Kris, many devices are tested 100% at their hot temp spec. I don't know if AMD does this for this particular product, but I am sure that they would have charactized it at hot temp. This problem may have occurred due to a bad thermal design of the laptop computer. I doubt that the chip does not meet its temperature specs. Reliablity is looked at as a long term effect. You may have one or two fail out of a million but only after many hours of use. This sounds more like a systemic issue that causes all of the devices to fail.
How do you test for heat tolerance? You can take a sample from a lot but you are not going to test every one...none of the IC sold can be viewed as 100% reliable in general, there is no such thing as certainity in silicon! Kris
Yes, you would expect to see one other OEM chiming in if AMD made a defective CPU product.
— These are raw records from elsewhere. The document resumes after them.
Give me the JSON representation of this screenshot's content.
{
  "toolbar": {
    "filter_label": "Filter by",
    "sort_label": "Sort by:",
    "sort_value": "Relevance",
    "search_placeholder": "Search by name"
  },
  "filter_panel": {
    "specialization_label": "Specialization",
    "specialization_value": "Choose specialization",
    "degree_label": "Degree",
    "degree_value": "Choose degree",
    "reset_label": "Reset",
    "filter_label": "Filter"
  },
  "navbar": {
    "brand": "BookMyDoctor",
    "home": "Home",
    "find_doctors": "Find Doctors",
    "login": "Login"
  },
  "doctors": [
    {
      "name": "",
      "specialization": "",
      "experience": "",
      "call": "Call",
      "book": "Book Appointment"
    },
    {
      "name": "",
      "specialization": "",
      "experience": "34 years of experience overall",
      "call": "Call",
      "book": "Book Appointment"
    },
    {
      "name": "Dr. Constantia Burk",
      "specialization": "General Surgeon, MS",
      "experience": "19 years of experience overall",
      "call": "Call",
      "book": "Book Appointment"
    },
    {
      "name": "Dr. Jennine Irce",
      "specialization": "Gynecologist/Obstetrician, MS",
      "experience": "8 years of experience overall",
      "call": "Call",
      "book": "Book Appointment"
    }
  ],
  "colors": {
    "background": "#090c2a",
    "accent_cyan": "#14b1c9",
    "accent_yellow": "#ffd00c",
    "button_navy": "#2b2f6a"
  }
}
Then again, if Quanta "under-spec'ed" their thermal requirements, AMD may have sent them exactly the chips that binned out to Quanta's specification.
What are the engineering and design challenges in creating successful IoT devices? These devices are usually small, resource-constrained electronics designed to sense, collect, send, and/or interpret data. Some of the devices need to be smart enough to act upon data in real time, 24/7. Specifically the guests will discuss sensors, security, and lessons from IoT deployments.